**Element data from apps and pages:**
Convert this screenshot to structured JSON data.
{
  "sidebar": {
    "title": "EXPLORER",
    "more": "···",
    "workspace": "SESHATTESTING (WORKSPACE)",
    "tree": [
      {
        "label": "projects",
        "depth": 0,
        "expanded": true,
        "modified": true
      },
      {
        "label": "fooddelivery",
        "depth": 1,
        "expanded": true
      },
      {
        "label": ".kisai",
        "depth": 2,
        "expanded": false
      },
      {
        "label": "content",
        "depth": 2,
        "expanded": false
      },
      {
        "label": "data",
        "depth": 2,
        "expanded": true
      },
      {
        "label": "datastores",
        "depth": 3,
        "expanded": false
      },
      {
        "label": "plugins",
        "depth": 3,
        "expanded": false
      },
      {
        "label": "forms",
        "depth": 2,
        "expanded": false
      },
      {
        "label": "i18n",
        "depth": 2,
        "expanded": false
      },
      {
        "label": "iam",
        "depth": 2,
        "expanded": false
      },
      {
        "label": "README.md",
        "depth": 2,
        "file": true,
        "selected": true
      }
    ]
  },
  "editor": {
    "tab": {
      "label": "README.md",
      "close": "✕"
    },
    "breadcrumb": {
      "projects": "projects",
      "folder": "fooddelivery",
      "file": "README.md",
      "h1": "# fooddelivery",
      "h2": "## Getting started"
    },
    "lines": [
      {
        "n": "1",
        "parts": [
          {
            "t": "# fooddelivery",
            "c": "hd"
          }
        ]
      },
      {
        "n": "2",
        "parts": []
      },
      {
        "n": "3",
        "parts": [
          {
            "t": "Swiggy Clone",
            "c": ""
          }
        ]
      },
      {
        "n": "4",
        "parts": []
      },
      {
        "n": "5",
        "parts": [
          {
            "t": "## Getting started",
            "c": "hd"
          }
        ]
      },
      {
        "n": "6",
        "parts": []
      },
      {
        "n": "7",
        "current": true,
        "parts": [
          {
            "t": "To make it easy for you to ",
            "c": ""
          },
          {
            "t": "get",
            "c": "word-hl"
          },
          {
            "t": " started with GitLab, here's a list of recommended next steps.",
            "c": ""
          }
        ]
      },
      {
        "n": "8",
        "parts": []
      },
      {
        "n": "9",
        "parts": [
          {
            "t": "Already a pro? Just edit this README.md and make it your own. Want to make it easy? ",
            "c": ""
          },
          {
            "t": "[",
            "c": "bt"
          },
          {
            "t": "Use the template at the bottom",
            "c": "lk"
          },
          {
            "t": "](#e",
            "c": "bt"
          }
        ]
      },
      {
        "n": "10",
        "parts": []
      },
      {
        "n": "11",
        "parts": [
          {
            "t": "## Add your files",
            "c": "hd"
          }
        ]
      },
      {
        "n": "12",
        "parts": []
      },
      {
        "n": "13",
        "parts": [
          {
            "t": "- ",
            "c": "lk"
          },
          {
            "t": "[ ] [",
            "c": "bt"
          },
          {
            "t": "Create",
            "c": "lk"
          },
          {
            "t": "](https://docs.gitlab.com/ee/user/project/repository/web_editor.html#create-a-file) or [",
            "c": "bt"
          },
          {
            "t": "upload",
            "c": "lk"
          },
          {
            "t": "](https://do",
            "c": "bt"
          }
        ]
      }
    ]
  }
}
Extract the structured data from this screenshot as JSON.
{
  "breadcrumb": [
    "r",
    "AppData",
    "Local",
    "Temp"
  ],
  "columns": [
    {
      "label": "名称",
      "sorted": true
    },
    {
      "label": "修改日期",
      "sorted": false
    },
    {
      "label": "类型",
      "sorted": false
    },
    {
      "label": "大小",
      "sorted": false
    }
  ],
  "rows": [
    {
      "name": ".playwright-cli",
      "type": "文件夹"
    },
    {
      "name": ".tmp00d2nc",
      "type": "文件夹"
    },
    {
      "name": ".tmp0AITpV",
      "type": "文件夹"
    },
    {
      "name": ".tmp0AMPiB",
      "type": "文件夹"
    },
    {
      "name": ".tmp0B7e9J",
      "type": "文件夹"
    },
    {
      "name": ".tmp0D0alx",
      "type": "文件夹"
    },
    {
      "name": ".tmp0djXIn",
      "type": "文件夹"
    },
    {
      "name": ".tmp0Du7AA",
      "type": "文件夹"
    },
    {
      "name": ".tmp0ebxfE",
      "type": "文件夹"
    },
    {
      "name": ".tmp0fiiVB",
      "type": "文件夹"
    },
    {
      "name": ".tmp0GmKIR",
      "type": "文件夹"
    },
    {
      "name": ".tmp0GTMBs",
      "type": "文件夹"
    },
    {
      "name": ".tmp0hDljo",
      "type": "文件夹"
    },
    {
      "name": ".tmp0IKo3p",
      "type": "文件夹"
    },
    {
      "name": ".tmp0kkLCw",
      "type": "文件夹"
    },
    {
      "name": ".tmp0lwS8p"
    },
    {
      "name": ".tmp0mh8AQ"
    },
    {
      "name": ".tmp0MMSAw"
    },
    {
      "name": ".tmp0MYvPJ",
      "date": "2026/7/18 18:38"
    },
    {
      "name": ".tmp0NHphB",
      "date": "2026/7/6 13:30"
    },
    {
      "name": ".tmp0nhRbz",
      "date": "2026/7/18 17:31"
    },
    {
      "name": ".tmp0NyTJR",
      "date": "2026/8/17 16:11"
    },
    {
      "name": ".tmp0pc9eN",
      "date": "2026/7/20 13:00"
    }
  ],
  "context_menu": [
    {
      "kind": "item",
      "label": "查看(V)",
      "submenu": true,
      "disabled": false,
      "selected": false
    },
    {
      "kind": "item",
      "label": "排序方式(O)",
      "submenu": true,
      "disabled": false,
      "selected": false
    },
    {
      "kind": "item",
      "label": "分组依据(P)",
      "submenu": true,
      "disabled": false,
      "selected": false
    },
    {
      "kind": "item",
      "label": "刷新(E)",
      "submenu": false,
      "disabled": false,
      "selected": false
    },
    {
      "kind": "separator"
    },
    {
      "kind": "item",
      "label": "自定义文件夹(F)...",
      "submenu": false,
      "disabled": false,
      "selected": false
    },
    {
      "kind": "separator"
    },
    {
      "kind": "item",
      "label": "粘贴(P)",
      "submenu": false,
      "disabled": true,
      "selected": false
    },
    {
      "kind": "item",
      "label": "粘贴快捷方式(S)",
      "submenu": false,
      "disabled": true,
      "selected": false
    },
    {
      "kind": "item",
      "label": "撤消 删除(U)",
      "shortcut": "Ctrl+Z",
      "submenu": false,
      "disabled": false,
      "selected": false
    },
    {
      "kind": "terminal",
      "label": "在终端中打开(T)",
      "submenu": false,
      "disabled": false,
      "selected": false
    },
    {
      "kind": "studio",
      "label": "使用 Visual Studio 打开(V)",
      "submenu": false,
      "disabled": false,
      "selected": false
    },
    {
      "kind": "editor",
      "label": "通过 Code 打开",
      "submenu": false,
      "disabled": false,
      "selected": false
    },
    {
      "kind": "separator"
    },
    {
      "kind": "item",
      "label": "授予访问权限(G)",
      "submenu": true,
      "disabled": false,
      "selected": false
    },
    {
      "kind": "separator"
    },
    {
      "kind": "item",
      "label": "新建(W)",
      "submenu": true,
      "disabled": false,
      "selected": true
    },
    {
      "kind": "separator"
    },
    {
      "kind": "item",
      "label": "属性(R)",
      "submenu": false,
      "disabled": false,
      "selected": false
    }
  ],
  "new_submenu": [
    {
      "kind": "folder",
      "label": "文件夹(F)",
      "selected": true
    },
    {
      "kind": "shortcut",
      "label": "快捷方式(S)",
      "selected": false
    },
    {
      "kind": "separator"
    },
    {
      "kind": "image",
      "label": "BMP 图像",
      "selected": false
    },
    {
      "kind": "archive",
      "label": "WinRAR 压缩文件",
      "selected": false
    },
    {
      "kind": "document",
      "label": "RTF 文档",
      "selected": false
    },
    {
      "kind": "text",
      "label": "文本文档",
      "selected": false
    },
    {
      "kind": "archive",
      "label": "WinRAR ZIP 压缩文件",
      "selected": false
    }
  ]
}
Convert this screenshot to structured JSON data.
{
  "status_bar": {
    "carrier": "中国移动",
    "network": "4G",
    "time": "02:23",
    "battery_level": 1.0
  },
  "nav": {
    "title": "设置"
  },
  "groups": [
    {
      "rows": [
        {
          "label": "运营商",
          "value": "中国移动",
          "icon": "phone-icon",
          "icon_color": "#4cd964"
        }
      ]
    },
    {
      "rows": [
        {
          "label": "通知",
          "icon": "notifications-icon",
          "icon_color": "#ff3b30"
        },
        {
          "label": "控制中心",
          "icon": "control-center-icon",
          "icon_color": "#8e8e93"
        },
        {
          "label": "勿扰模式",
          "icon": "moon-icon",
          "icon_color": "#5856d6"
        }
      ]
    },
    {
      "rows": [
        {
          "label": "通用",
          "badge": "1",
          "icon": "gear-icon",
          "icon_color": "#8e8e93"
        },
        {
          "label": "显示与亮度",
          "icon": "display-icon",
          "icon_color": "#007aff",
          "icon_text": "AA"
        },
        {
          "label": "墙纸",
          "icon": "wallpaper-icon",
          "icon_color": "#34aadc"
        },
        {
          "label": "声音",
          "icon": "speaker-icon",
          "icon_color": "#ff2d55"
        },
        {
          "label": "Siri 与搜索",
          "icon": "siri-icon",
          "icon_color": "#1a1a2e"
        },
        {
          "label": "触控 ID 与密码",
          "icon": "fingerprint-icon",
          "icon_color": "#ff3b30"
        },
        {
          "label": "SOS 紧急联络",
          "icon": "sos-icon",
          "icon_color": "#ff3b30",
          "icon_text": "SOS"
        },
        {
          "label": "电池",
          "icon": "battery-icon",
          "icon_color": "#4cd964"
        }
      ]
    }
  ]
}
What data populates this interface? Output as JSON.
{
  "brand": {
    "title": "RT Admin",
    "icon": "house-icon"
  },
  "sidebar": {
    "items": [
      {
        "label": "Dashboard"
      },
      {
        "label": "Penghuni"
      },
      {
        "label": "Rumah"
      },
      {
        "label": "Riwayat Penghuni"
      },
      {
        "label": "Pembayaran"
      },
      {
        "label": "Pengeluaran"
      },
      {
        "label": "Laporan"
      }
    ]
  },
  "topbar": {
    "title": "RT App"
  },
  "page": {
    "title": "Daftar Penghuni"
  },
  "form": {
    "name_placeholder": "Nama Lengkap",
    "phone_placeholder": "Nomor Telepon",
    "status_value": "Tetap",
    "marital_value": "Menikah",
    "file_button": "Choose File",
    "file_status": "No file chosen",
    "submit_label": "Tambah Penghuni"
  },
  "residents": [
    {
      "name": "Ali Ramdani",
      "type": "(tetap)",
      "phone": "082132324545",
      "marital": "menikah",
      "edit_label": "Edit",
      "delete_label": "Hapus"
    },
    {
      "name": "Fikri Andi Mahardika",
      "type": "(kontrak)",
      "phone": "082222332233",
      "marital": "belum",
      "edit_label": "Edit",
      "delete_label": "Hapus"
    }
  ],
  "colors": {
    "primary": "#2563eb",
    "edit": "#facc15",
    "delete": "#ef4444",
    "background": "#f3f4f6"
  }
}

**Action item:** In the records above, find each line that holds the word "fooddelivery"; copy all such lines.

**Task response:**
        "label": "fooddelivery",
      "folder": "fooddelivery",
      "h1": "# fooddelivery",
            "t": "# fooddelivery",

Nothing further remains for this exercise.